Tyler Forte, CEO of Felix Homes, says he’s seen plenty of homeowners looking to upsize lately.

“Based on our research working with home buyers and sellers daily, we’ve found that approximately 17% of all buyers are moving right now because they’re looking for a larger home more conducive to learning or working from home,” he says.

Forte notes that these buyers are prioritizing properties that have an office, loft, or other space where kids can comfortably participate in online learning.

“We’ve also seen many homeowners choosing to remain in place but who are converting spare bedrooms into offices,” adds Forte.

“Some are going as far as renovating their homes to build a space they can use for work or school.”

>> Related: The 6 best home improvement loans

Aside from extra learning space, many families are realizing they simply need more breathing room in their houses.

“Very few parents bought their home anticipating the demands of the COVID-19 lifestyle. The house that might have been vacant eight to 12 hours a day is now in use 24/7,” says Realtor and real estate attorney Bruce Ailion.

“For many families, not only are kids at home trying to learn, but one or both parents may be sharing the space, too,” he continues. This can put strain on parents and kids alike.

Verify your new rate (Dec 4th, 2020)

Benefits of moving right now

Moving during the pandemic might seem extra stressful. And there are sure to be sticky parts of the process (as with any move).

But there are unique benefits to moving right now, too.

Afford a bigger house with cheaper property taxes

Kimball Lewis, CEO of EmpoweringParents.com, recently purchased a larger home.

“Having a private home office away from the hustle and bustle of the household was critical. And since we homeschool our children, having a central workplace for the kids that was not their bedroom was important as well,” he says.

“We bought a larger house than we otherwise would have for just these reasons. And we could easily afford the larger house because we relocated to a town nearby with substantially lower property taxes.”

“We could easily afford the larger house because we relocated to a town nearby with substantially lower property taxes” –Kimball Lewis, CEO, EmpoweringParents.com

Lewis points out that parents who plan to homeschool their kids themselves, and who work from home anyway, can save tens of thousands of dollars by living a bit further outside the city and in an area with lower property taxes.

“Property taxes basically pay for the school system. So if you are not sending your kids to public school because you decided to homeschool them yourself, there’s no need to pay a premium,” says Lewis.

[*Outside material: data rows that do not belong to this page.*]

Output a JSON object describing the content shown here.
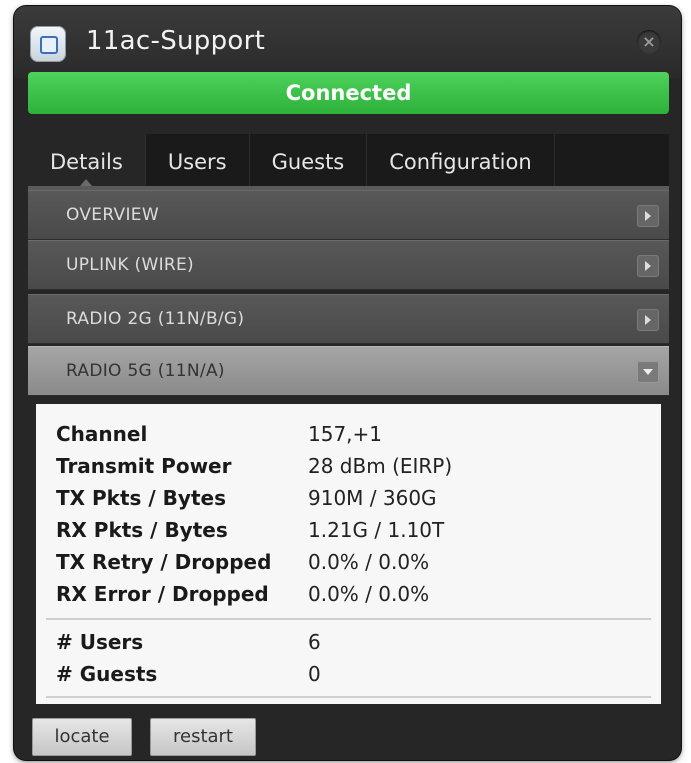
{
  "window": {
    "title": "11ac-Support",
    "close_icon": "close-icon",
    "app_icon": "device-icon"
  },
  "status": {
    "label": "Connected",
    "color": "#39c146"
  },
  "tabs": [
    {
      "label": "Details",
      "active": true
    },
    {
      "label": "Users",
      "active": false
    },
    {
      "label": "Guests",
      "active": false
    },
    {
      "label": "Configuration",
      "active": false
    }
  ],
  "sections": [
    {
      "label": "OVERVIEW",
      "expanded": false
    },
    {
      "label": "UPLINK (WIRE)",
      "expanded": false
    },
    {
      "label": "RADIO 2G (11N/B/G)",
      "expanded": false
    },
    {
      "label": "RADIO 5G (11N/A)",
      "expanded": true
    }
  ],
  "radio5g": {
    "stats": [
      {
        "label": "Channel",
        "value": "157,+1"
      },
      {
        "label": "Transmit Power",
        "value": "28 dBm (EIRP)"
      },
      {
        "label": "TX Pkts / Bytes",
        "value": "910M / 360G"
      },
      {
        "label": "RX Pkts / Bytes",
        "value": "1.21G / 1.10T"
      },
      {
        "label": "TX Retry / Dropped",
        "value": "0.0% / 0.0%"
      },
      {
        "label": "RX Error / Dropped",
        "value": "0.0% / 0.0%"
      }
    ],
    "counts": [
      {
        "label": "# Users",
        "value": "6"
      },
      {
        "label": "# Guests",
        "value": "0"
      }
    ]
  },
  "actions": {
    "locate": "locate",
    "restart": "restart"
  }
}
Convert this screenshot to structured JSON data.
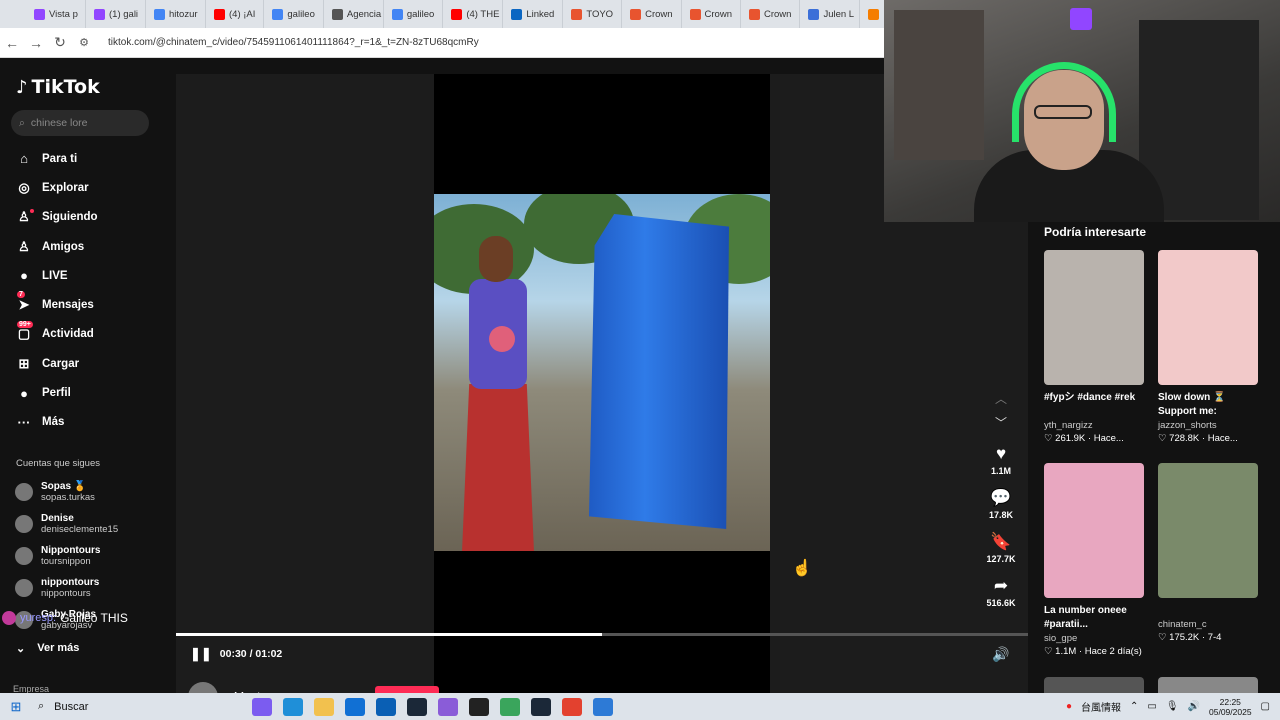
{
  "browser": {
    "tabs": [
      {
        "label": "Vista p",
        "color": "#9146ff"
      },
      {
        "label": "(1) gali",
        "color": "#9146ff"
      },
      {
        "label": "hitozur",
        "color": "#4285f4"
      },
      {
        "label": "(4) ¡AI",
        "color": "#ff0000"
      },
      {
        "label": "galileo",
        "color": "#4285f4"
      },
      {
        "label": "Agencia",
        "color": "#555555"
      },
      {
        "label": "galileo",
        "color": "#4285f4"
      },
      {
        "label": "(4) THE",
        "color": "#ff0000"
      },
      {
        "label": "Linked",
        "color": "#0a66c2"
      },
      {
        "label": "TOYO",
        "color": "#e8542f"
      },
      {
        "label": "Crown",
        "color": "#e8542f"
      },
      {
        "label": "Crown",
        "color": "#e8542f"
      },
      {
        "label": "Crown",
        "color": "#e8542f"
      },
      {
        "label": "Julen L",
        "color": "#3b6fd8"
      },
      {
        "label": "Blogg",
        "color": "#f57d00"
      }
    ],
    "url": "tiktok.com/@chinatem_c/video/7545911061401111864?_r=1&_t=ZN-8zTU68qcmRy"
  },
  "sidebar": {
    "logo": "TikTok",
    "search_placeholder": "chinese lore",
    "menu": [
      {
        "label": "Para ti",
        "icon": "home-icon",
        "glyph": "⌂"
      },
      {
        "label": "Explorar",
        "icon": "compass-icon",
        "glyph": "◎"
      },
      {
        "label": "Siguiendo",
        "icon": "following-icon",
        "glyph": "♙"
      },
      {
        "label": "Amigos",
        "icon": "friends-icon",
        "glyph": "♙"
      },
      {
        "label": "LIVE",
        "icon": "live-icon",
        "glyph": "●"
      },
      {
        "label": "Mensajes",
        "icon": "messages-icon",
        "glyph": "➤",
        "badge": "7"
      },
      {
        "label": "Actividad",
        "icon": "activity-icon",
        "glyph": "▢",
        "badge": "99+"
      },
      {
        "label": "Cargar",
        "icon": "upload-icon",
        "glyph": "⊞"
      },
      {
        "label": "Perfil",
        "icon": "profile-icon",
        "glyph": "●"
      },
      {
        "label": "Más",
        "icon": "more-icon",
        "glyph": "···"
      }
    ],
    "following_title": "Cuentas que sigues",
    "following": [
      {
        "name": "Sopas 🏅",
        "handle": "sopas.turkas"
      },
      {
        "name": "Denise",
        "handle": "deniseclemente15"
      },
      {
        "name": "Nippontours",
        "handle": "toursnippon"
      },
      {
        "name": "nippontours",
        "handle": "nippontours"
      },
      {
        "name": "Gaby Rojas",
        "handle": "gabyarojasv"
      }
    ],
    "see_more": "Ver más",
    "company": "Empresa"
  },
  "chat_overlay": {
    "prefix": "yuresp:",
    "message": "Galileo THIS"
  },
  "video": {
    "time": "00:30 / 01:02",
    "progress": 0.5,
    "author": "chinatem_c",
    "likes": "1.1M",
    "comments": "17.8K",
    "saves": "127.7K",
    "shares": "516.6K"
  },
  "suggestions": {
    "title": "Podría interesarte",
    "items": [
      {
        "caption": "#fypシ #dance #rek",
        "user": "yth_nargizz",
        "meta": "♡ 261.9K · Hace...",
        "color": "#b9b3ad"
      },
      {
        "caption": "Slow down ⏳ Support me: Patreo...",
        "user": "jazzon_shorts",
        "meta": "♡ 728.8K · Hace...",
        "color": "#f2c9c9"
      },
      {
        "caption": "La number oneee #paratii...",
        "user": "sio_gpe",
        "meta": "♡ 1.1M · Hace 2 día(s)",
        "color": "#e8a7c0"
      },
      {
        "caption": "",
        "user": "chinatem_c",
        "meta": "♡ 175.2K · 7-4",
        "color": "#7a8a6a"
      }
    ]
  },
  "taskbar": {
    "search": "Buscar",
    "ime": "台風情報",
    "time": "22:25",
    "date": "05/09/2025"
  }
}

Flexible work arrangements make moving possible

This strategy makes sense for many now who wouldn’t have considered it a few months ago, thanks to new workplace flexibility.

Ethan Taub, CEO of Loany, says the ideal candidates for moving to accommodate remote schooling are parents with flexible work arrangements.

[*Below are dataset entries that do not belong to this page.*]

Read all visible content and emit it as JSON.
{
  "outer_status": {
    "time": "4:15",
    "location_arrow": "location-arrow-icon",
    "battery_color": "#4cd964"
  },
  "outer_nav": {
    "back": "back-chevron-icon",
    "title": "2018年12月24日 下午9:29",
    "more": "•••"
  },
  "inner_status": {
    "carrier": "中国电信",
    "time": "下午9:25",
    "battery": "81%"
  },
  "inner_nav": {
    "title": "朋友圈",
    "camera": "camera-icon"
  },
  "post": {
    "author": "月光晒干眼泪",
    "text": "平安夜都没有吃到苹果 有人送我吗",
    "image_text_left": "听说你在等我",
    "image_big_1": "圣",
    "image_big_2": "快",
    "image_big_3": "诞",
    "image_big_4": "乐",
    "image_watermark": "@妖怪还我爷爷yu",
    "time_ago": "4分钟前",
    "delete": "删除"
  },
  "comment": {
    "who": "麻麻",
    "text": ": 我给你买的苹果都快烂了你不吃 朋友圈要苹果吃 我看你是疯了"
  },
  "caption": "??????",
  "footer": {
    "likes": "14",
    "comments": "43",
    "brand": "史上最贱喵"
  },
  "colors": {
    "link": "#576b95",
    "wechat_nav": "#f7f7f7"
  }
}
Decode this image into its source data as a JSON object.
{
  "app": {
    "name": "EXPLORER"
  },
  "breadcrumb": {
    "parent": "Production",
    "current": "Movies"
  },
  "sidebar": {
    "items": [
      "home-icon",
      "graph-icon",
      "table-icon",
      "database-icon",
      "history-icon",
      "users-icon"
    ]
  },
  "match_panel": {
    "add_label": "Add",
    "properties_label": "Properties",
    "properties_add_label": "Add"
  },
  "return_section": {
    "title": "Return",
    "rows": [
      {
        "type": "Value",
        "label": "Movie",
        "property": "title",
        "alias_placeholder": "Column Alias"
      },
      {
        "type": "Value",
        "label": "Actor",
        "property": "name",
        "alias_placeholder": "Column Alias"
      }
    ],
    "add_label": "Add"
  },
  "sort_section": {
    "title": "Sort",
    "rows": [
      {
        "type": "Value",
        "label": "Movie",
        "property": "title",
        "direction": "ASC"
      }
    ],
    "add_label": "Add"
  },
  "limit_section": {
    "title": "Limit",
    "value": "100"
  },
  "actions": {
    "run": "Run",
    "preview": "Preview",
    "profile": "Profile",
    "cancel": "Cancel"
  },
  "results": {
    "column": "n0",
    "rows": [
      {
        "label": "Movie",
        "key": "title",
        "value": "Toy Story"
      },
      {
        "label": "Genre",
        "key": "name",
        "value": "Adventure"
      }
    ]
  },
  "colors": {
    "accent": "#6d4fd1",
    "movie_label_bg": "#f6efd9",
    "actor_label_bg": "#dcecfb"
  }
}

“The best people for this strategy would be those who either regularly work from home or run their own company that allows them the latitude to work at times that best suit them,” explains Taub.

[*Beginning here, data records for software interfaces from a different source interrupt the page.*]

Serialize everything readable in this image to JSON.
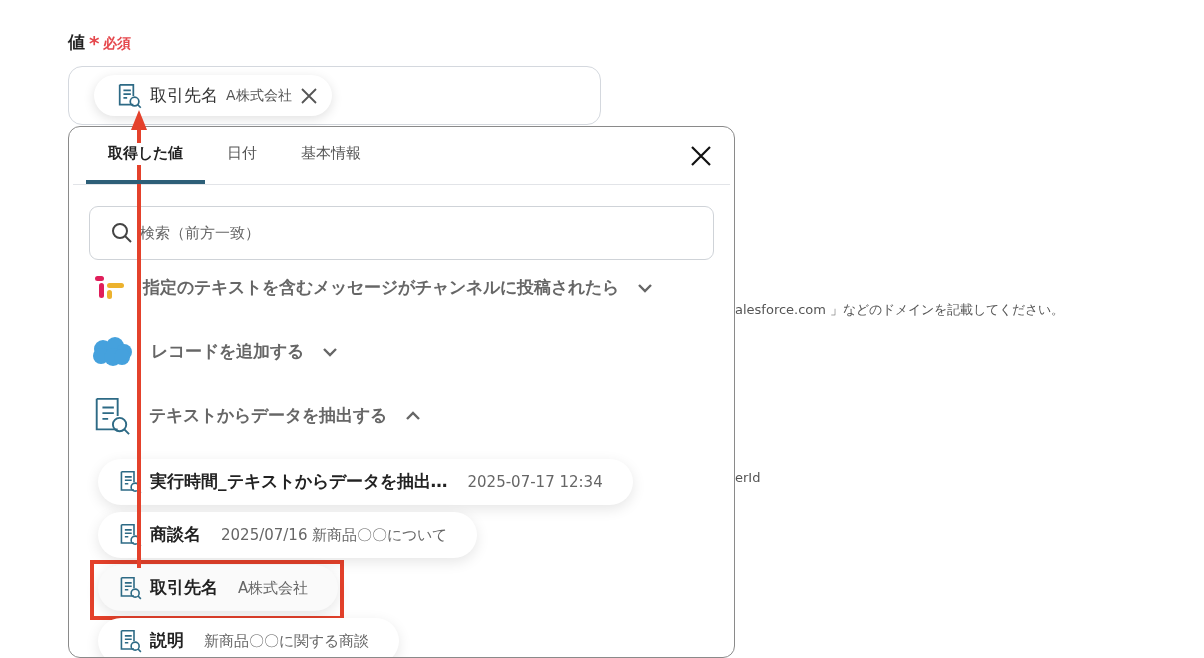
{
  "field": {
    "label": "値",
    "required_mark": "*",
    "required_text": "必須",
    "chip": {
      "name": "取引先名",
      "value": "A株式会社"
    }
  },
  "popup": {
    "tabs": [
      {
        "label": "取得した値",
        "selected": true
      },
      {
        "label": "日付",
        "selected": false
      },
      {
        "label": "基本情報",
        "selected": false
      }
    ],
    "search": {
      "placeholder": "検索（前方一致）"
    },
    "groups": [
      {
        "kind": "slack",
        "title": "指定のテキストを含むメッセージがチャンネルに投稿されたら",
        "expanded": false
      },
      {
        "kind": "salesforce",
        "title": "レコードを追加する",
        "expanded": false
      },
      {
        "kind": "extract",
        "title": "テキストからデータを抽出する",
        "expanded": true,
        "items": [
          {
            "name": "実行時間_テキストからデータを抽出…",
            "value": "2025-07-17 12:34",
            "highlighted": false
          },
          {
            "name": "商談名",
            "value": "2025/07/16 新商品〇〇について",
            "highlighted": false
          },
          {
            "name": "取引先名",
            "value": "A株式会社",
            "highlighted": true
          },
          {
            "name": "説明",
            "value": "新商品〇〇に関する商談",
            "highlighted": false
          }
        ]
      }
    ]
  },
  "background_texts": [
    "alesforce.com 」などのドメインを記載してください。",
    "erId"
  ]
}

“What I’m not hearing from buyers today,” adds Ailion, “is that they want to move to be closer to work.”

Low mortgage rates increase home buying power

Several experts believe anyone could be a good prospect for this strategy.

“At today’s rock-bottom interest rates, everyone is a candidate to improve their housing situation,” says Ailion.

“That might mean moving to a better school district with more desirable remote learning systems in place or getting a larger home or yard.”

Forte says he’s primarily seeing this trend among parents who currently live in a more urban setting but desire to move to the suburbs or a rural part of the city.

Find out how much home you can afford (Dec 4th, 2020)

What to consider before moving

There’s always a lot to consider before deciding to move — especially if you have to put your current home on the market.

“Buying another home with increased square footage doesn’t necessarily mean you’ll get what you need,” cautions Daniel Beer, CEO/founder of Beer Home Team of eXp Realty, Inc.

“Parents need to focus on functionality and the layout of their next home. Think about the number of children you have, the number of bedrooms and home offices you need, and the type of space you want for your children as they learn at home.”

Parents also need to evaluate what they’ll do with the extra space once coronavirus isn’t a worry anymore. Will the bigger house make sense long-term?

Parents also need to evaluate what they’ll do with the extra space once coronavirus isn’t a worry and their kids return to a brick-and-mortar school.

Ask yourself, will the bigger house make sense long-term? Is it a smart investment?

“This doesn’t have to be a concern if you plan to use the extra space for something else later — like a bonus room or rec room,” suggests Forte.

Another factor is job stability and the state of the economy.

“We continue to see millions lose their jobs and have to search for other employment. So what might work now may not work a few short months down the line,” Taub says.

Weigh the prospect of a new, bigger mortgage against your expected job stability. If there’s any likelihood you could be laid off or your hours reduced in the near future, a new mortgage might not make sense.

Tips for buying a house during a pandemic

Additionally, devise careful strategies for the following:

  • Putting your house on the market while shopping for another — “Don’t expect quick movement. The pandemic has created an atmosphere of nervousness among people looking to purchase a house, so the time it takes to sell your existing home could be slower than you think,” says Taub
  • Finding the best kind of mortgage loan — “Working with a good mortgage broker will be the ideal situation here,” Taub adds. You may want to consider an FHA home loan, which has a low down payment requirement. Or, if you plan to move to a rural/suburban area, look closer at a no-money-down USDA loan, which requires you to sell your current home to be eligible
  • Making sure you have access to the right amenities — Including proximity to community services, medical care, and utilities. “Strong Wi-Fi is key. If you’ll be learning or working from home, you’ll need robust Internet and a good Wi-Fi spot. Find out if this is available where you plan to move,” recommends Taub

For more information about buying, selling, and moving during the COVID pandemic, see this guide to COVID and your mortgage.

Finding an affordable mortgage

There’s one huge benefit to buying a house in the middle of this pandemic.

Mortgage rates are still near all-time lows. That means homebuyers can afford bigger houses — on smaller monthly budgets — than ever before.

The amount you’ll qualify for depends on your down payment, credit, and your new mortgage rate.

So if your goal is to upsize, shop around with a few lenders to see who can offer you the lowest rate and biggest home buying budget.

Verify your new rate (Dec 4th, 2020)